As if James Mangold’s western sensibilities didn’t show themselves enough on the script level, this entire film is drenched in the sort of bravado and moral compass that you’d see in films of the genre’s prime. Perhaps the best evidence of this is the through-line that the classic western Shane gives the film. Throughout Logan, we see Hugh Jackman’s most famous character struggle with what he’s done in his past, and tries to become a better man for whatever future he has. Though that path is a rough and bloody struggle, as he’s not only fighting his enemies, he’s fighting himself.

Speaking of Jackman, good lord does this man put on an acting clinic throughout this film. A good 75% of Logan’s action centers around the titular X-Men member, as well as Sir Patrick Stewart’s Professor Xavier, and Dafne Keen’s Laura. This trio is as solid as you’re going to get this early in the year, as their performances help ground what is still ostensibly a “comic book movie.” Though, again, you’d never know it by the performances and the material they’re given. Even the supporting cast is aces, particularly Boyd Holbrook’s Donald Pierce, who serves as a delicious southern fried villain that feels like Val Kilmer’s Doc Holliday gone dark. By the way, Holbrook is going to be our newest badass in the Predator franchise, so keep an eye on this hombre.

Logan Holbrook

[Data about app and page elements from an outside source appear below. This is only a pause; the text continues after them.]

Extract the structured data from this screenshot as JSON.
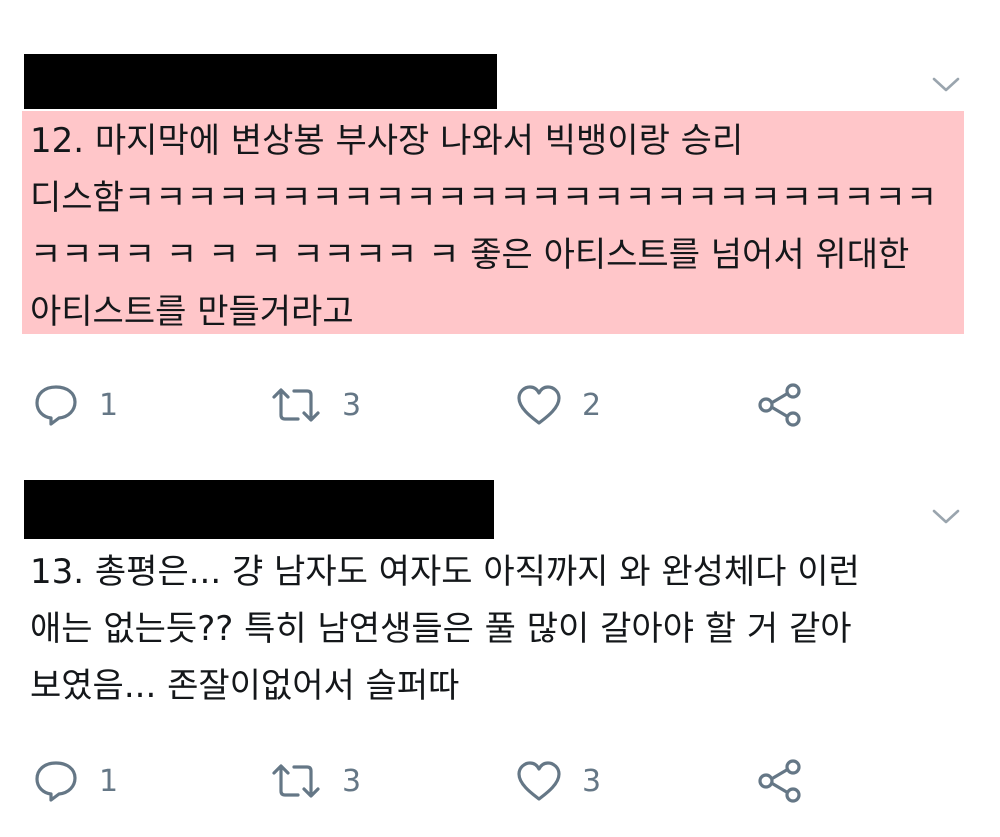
{
  "tweets": [
    {
      "text": "12. 마지막에 변상봉 부사장 나와서 빅뱅이랑 승리 디스함ㅋㅋㅋㅋㅋㅋㅋㅋㅋㅋㅋㅋㅋㅋㅋㅋㅋㅋㅋㅋㅋㅋㅋㅋㅋㅋ ㅋㅋㅋㅋ ㅋ ㅋ ㅋ ㅋㅋㅋㅋ ㅋ 좋은 아티스트를 넘어서 위대한 아티스트를 만들거라고",
      "highlighted": true,
      "replies": "1",
      "retweets": "3",
      "likes": "2"
    },
    {
      "text": "13. 총평은... 걍 남자도 여자도 아직까지 와 완성체다 이런 애는 없는듯?? 특히 남연생들은 풀 많이 갈아야 할 거 같아 보였음... 존잘이없어서 슬퍼따",
      "highlighted": false,
      "replies": "1",
      "retweets": "3",
      "likes": "3"
    }
  ],
  "icons": {
    "reply": "reply-icon",
    "retweet": "retweet-icon",
    "like": "heart-icon",
    "share": "share-icon",
    "menu": "chevron-down-icon"
  },
  "colors": {
    "highlight": "#ffc6c9",
    "icon": "#657786",
    "redaction": "#000000"
  }
}
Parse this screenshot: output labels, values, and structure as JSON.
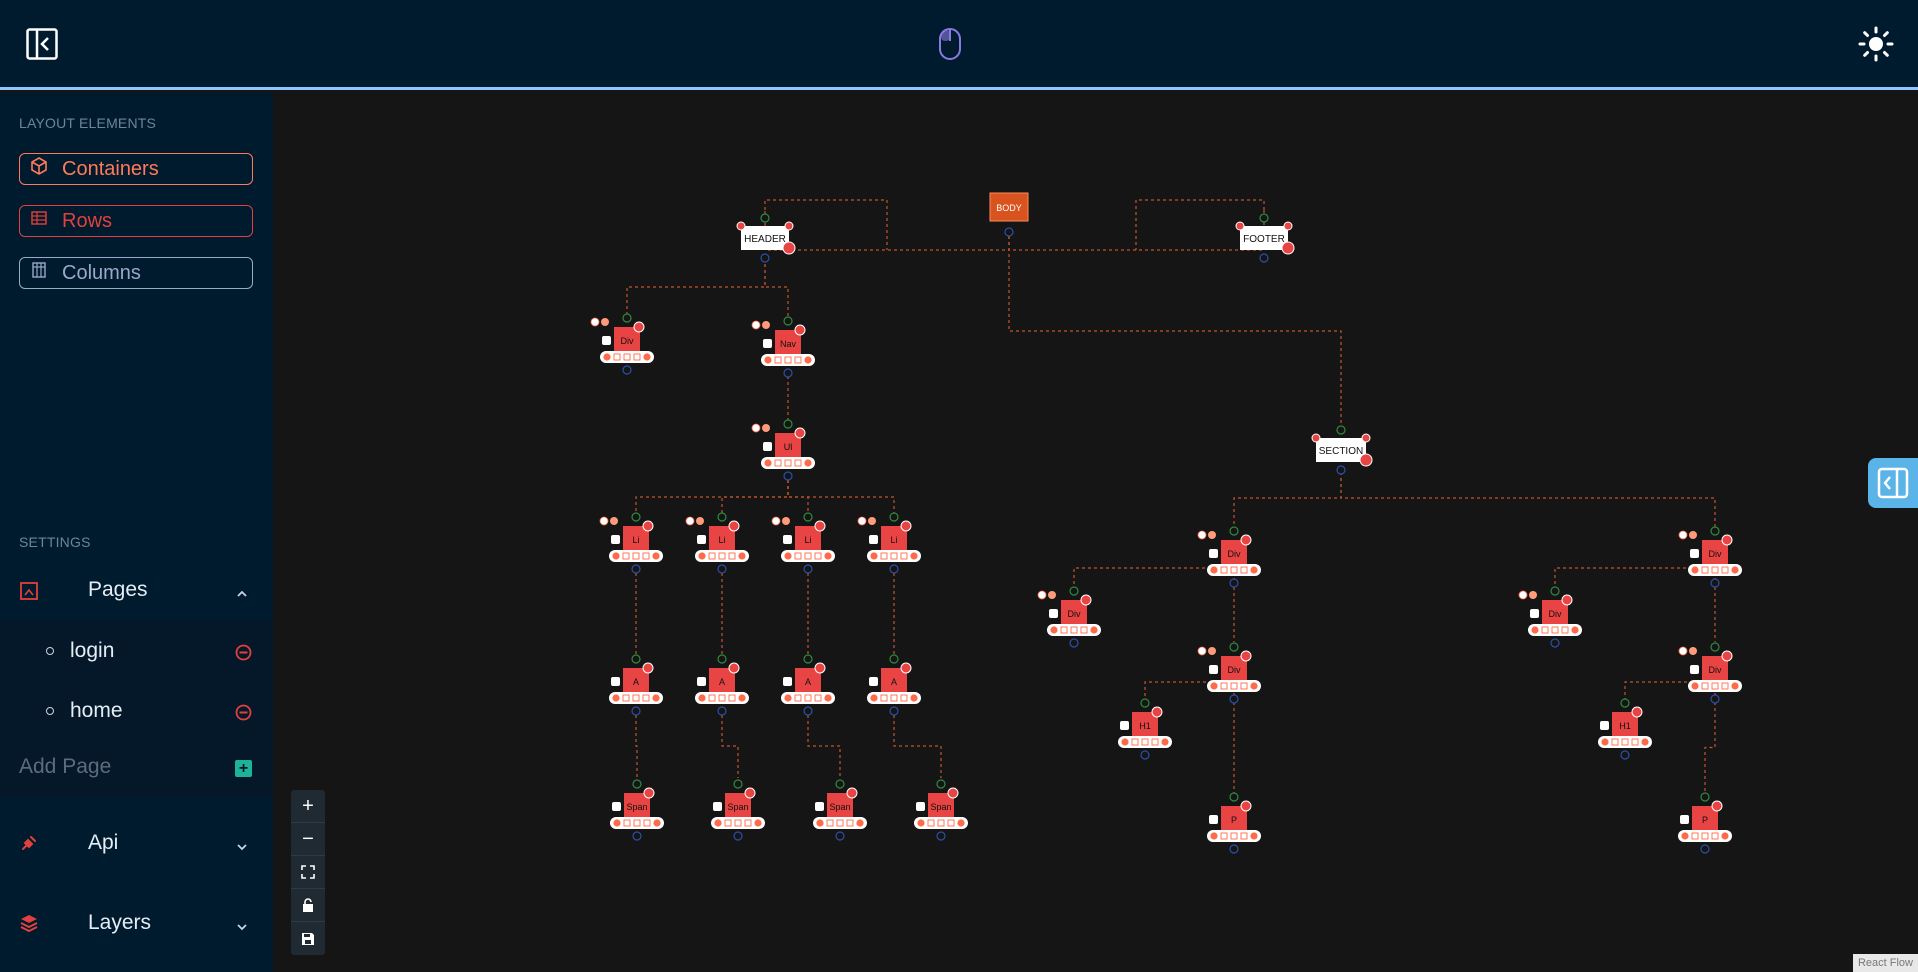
{
  "topbar": {
    "collapse_icon": "sidebar-collapse-icon",
    "mouse_icon": "mouse-icon",
    "theme_icon": "sun-icon"
  },
  "sidebar": {
    "layout_label": "LAYOUT ELEMENTS",
    "elements": [
      {
        "label": "Containers",
        "icon": "cube-icon",
        "color": "#ff7a59"
      },
      {
        "label": "Rows",
        "icon": "rows-icon",
        "color": "#e0413c"
      },
      {
        "label": "Columns",
        "icon": "columns-icon",
        "color": "#9aa9c8"
      }
    ],
    "settings_label": "SETTINGS",
    "pages": {
      "label": "Pages",
      "icon": "pages-icon",
      "items": [
        {
          "name": "login",
          "remove_icon": "minus-circle-icon"
        },
        {
          "name": "home",
          "remove_icon": "minus-circle-icon"
        }
      ],
      "add_placeholder": "Add Page",
      "add_icon": "plus-square-icon"
    },
    "api": {
      "label": "Api",
      "icon": "plug-icon"
    },
    "layers": {
      "label": "Layers",
      "icon": "layers-icon"
    }
  },
  "canvas": {
    "attribution": "React Flow",
    "controls": [
      "zoom-in-icon",
      "zoom-out-icon",
      "fit-view-icon",
      "lock-icon",
      "save-icon"
    ],
    "toggle_icon": "panel-toggle-icon",
    "nodes": {
      "body": "BODY",
      "header": "HEADER",
      "footer": "FOOTER",
      "section": "SECTION",
      "div": "Div",
      "nav": "Nav",
      "ul": "Ul",
      "li": "Li",
      "a": "A",
      "span": "Span",
      "h1": "H1",
      "p": "P"
    }
  },
  "colors": {
    "topbar": "#001a2e",
    "accent": "#ff6b4a",
    "node_red": "#e84444",
    "body_node": "#d9531e",
    "edge": "#c0552e"
  }
}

But perhaps the best part about Logan is the fact that mixed in with scenes of people getting sliced up and mutant powers on display are quiet character moments. In particular, a scene involving a random family dinner with our mutants and a family of civilians provides beautiful counter-balance to the justice being dispensed and the conspiracy unraveling as a consequence. With an emotional core that anchors an action packed drama of a lifetime, this is the sort of film that proves comic books aren’t simply superpowered romps with bright colors. Some stories are dingy, with moral cores and heroes that are somewhat compromised. It just goes to show that James Mangold and Hugh Jackman left it all on the field with Logan, as they prove that comic book source material can be turned into some pretty heavy stuff.

Ultimately, I’d classify Logan as more of a western noir than a comic movie, but no matter how you slice it, Jackman’s legendary badass still has claws. I’m going to miss the hell of out his version of the character, and the only question I have after this film is, why didn’t this happen sooner?

My Rating: 5/5

Review “Thor: The Dark World” – Bring on the Thunder!!!

by Tim Barley

Cocktails and Movies might have found its new “action movie of the year.”

Three things that I thought about as I wandered out of the theater into the bright sunshine after seeing Thor: The Dark World:

  1. If I inhabited the world of Marvel movies, I would be afraid (very afraid) that gods, monsters and aliens have chosen the planet Earth for their stomping ground in old grudge matches. I could as WHY they chose Earth, but I can only assume it’s because the movie production facilities on other planets in the known universe pale in comparison to what we humans have achieved in 100 years or so of film.
  2. I am so glad that I was a comic book nerd for 20 years of my life and that I still have them so I can look at them again and see where this whole Marvel Universe is headed. (And if you  know your comic books and if you stick around for the first tag in the credits – there are two – you can put together what you see there and the one you saw in Avengers and figure it out… amazing!)
  3. Thor is a great, bad ass film!